Given data Block Start
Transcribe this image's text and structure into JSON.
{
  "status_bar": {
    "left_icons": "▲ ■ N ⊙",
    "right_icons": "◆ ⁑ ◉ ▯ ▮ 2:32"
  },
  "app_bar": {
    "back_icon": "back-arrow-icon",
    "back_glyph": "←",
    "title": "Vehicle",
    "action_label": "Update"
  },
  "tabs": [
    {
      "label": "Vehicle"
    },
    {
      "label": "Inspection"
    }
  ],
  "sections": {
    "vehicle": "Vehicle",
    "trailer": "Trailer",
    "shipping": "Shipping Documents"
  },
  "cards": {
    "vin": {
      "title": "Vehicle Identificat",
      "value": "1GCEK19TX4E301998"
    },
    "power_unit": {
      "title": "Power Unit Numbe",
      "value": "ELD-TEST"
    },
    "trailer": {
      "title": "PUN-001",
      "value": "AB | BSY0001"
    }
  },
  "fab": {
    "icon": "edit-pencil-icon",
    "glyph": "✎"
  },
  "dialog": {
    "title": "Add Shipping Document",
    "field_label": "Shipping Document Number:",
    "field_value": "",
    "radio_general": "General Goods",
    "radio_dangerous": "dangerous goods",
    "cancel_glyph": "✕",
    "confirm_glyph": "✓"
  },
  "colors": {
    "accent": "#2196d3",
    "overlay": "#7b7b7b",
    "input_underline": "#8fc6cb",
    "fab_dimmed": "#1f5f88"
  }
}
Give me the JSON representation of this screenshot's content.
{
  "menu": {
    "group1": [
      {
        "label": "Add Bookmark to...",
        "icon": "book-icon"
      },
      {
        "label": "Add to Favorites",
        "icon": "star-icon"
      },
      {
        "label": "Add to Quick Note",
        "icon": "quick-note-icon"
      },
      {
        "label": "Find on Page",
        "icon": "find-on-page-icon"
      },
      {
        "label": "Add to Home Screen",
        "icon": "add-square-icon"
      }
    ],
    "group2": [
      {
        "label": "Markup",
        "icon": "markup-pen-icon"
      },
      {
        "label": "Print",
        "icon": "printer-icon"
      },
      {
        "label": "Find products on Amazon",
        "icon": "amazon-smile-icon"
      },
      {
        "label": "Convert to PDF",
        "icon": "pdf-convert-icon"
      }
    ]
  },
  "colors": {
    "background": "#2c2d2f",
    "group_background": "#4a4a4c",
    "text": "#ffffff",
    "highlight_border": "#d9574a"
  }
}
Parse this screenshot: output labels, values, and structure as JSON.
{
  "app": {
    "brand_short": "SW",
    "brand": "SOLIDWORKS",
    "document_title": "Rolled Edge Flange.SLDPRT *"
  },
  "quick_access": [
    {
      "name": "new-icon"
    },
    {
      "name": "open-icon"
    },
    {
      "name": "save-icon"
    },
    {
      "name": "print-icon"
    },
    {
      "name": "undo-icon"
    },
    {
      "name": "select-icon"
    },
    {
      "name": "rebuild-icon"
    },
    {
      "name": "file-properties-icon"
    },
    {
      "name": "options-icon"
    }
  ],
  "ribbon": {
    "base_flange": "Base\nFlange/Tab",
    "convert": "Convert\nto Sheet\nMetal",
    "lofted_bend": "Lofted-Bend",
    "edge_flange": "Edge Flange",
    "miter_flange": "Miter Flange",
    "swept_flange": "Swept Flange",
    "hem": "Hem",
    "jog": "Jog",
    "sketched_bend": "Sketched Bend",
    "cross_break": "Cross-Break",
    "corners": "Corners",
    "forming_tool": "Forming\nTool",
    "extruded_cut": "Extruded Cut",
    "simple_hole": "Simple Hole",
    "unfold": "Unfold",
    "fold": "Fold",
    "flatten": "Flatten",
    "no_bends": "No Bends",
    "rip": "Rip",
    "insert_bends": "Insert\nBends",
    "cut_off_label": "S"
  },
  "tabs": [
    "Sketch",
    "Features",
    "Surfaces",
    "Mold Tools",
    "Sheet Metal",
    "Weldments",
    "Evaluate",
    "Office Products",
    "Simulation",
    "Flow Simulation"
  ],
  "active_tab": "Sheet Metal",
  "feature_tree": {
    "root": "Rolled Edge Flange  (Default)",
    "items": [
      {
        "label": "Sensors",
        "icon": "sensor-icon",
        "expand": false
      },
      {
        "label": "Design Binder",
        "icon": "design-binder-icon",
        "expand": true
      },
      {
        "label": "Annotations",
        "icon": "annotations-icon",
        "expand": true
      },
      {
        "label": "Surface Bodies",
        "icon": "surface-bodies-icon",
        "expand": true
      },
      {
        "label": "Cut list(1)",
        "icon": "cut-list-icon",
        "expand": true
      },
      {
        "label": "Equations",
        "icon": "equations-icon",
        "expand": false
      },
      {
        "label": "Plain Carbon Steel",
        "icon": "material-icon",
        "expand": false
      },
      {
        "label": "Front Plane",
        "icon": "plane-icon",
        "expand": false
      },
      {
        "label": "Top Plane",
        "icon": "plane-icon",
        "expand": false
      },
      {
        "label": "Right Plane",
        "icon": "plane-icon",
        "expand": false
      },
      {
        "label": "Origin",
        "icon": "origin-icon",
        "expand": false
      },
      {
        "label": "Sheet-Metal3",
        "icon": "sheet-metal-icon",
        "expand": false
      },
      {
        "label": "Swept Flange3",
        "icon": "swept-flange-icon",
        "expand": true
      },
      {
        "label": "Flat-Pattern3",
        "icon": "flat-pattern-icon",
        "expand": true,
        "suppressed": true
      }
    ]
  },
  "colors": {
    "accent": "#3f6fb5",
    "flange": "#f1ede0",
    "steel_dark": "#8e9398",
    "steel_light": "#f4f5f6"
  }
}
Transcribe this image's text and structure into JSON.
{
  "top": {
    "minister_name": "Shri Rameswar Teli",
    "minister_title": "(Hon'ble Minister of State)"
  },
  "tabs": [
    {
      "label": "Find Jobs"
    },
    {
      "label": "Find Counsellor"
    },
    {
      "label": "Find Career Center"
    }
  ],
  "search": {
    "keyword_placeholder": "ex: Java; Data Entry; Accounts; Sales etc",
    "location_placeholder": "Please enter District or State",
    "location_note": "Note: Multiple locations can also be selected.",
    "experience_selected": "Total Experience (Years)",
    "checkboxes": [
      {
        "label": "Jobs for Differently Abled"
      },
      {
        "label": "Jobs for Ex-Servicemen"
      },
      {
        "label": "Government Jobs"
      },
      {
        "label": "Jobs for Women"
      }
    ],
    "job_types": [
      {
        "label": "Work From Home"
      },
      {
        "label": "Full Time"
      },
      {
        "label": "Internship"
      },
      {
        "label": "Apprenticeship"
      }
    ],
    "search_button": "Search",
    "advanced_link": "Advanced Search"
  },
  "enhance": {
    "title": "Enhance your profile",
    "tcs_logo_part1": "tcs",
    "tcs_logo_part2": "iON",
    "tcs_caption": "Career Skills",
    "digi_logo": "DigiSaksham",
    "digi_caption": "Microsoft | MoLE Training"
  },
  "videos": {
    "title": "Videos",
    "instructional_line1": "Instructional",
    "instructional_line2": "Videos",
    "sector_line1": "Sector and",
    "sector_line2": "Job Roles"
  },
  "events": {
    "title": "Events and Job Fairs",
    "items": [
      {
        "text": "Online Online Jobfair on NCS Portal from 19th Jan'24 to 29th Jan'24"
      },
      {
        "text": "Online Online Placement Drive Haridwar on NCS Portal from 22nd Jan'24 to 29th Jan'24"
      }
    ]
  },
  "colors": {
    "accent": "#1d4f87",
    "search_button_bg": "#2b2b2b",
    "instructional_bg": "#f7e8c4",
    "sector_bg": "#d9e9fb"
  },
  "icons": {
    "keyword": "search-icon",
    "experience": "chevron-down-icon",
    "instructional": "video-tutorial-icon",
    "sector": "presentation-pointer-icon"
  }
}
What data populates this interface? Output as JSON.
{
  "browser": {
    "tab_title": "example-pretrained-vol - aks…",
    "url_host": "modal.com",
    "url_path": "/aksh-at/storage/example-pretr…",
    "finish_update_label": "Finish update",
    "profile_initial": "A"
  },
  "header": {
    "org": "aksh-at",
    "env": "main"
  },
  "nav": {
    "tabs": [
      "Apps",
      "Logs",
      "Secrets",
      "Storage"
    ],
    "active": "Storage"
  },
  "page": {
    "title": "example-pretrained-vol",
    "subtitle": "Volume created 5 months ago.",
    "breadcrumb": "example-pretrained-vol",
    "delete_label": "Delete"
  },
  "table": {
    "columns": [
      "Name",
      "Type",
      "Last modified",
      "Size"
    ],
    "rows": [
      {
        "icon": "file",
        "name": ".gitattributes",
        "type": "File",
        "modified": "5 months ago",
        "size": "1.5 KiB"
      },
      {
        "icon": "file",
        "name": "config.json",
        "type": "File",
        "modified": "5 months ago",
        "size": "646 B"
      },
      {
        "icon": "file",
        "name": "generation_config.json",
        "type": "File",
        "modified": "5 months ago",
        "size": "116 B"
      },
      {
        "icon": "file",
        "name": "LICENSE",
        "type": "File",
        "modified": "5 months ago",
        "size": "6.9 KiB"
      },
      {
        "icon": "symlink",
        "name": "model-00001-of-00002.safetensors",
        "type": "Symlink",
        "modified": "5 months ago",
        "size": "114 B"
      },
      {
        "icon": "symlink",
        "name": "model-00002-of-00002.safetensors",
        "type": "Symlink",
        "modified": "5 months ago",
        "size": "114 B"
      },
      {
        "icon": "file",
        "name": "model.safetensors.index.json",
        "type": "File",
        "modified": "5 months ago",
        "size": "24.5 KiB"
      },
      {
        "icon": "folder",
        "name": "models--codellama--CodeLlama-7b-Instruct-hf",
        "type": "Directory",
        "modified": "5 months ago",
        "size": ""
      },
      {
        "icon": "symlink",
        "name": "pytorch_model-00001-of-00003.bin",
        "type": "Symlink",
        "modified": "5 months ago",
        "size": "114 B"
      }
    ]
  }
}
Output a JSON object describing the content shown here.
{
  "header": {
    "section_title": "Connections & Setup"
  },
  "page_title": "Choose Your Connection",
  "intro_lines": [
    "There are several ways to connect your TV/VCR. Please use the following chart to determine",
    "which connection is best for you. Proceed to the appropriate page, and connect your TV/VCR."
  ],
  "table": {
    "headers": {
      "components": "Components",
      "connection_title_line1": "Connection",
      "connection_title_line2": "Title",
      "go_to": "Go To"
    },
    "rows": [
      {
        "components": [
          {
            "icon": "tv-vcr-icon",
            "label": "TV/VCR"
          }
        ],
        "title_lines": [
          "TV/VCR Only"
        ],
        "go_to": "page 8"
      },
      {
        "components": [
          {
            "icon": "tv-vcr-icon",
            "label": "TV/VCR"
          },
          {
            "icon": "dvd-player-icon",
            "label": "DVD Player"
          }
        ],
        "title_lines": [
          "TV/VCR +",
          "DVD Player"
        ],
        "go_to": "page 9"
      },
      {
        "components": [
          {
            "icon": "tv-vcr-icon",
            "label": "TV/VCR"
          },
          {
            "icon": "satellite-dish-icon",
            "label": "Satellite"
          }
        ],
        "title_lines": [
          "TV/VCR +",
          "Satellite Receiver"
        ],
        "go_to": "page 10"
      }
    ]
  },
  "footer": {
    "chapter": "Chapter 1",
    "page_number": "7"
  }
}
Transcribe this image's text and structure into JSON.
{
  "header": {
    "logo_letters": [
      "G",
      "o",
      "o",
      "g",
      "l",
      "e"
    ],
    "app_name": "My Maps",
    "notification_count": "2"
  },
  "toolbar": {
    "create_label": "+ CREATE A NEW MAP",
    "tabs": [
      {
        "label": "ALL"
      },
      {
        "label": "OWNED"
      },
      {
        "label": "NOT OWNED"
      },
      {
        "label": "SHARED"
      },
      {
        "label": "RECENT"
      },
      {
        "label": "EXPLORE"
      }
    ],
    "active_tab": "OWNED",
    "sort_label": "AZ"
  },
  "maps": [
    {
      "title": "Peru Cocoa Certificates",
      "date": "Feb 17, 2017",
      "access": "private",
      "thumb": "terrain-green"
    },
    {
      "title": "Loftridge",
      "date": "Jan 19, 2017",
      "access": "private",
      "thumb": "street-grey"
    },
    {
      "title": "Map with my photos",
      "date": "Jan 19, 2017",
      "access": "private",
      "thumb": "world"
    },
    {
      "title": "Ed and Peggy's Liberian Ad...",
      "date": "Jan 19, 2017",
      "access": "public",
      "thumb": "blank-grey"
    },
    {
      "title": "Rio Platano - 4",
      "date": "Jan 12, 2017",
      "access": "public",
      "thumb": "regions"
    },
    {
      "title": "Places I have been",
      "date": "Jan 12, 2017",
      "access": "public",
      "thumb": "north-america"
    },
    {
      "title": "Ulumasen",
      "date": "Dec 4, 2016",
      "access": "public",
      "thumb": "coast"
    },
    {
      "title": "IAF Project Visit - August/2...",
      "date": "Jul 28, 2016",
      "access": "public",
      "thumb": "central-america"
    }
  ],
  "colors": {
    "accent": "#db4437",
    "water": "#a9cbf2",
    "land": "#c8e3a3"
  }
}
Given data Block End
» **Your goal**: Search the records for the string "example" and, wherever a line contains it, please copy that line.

» **Solution to this exercise**:
    "tab_title": "example-pretrained-vol - aks…",
    "url_path": "/aksh-at/storage/example-pretr…",
    "title": "example-pretrained-vol",
    "breadcrumb": "example-pretrained-vol",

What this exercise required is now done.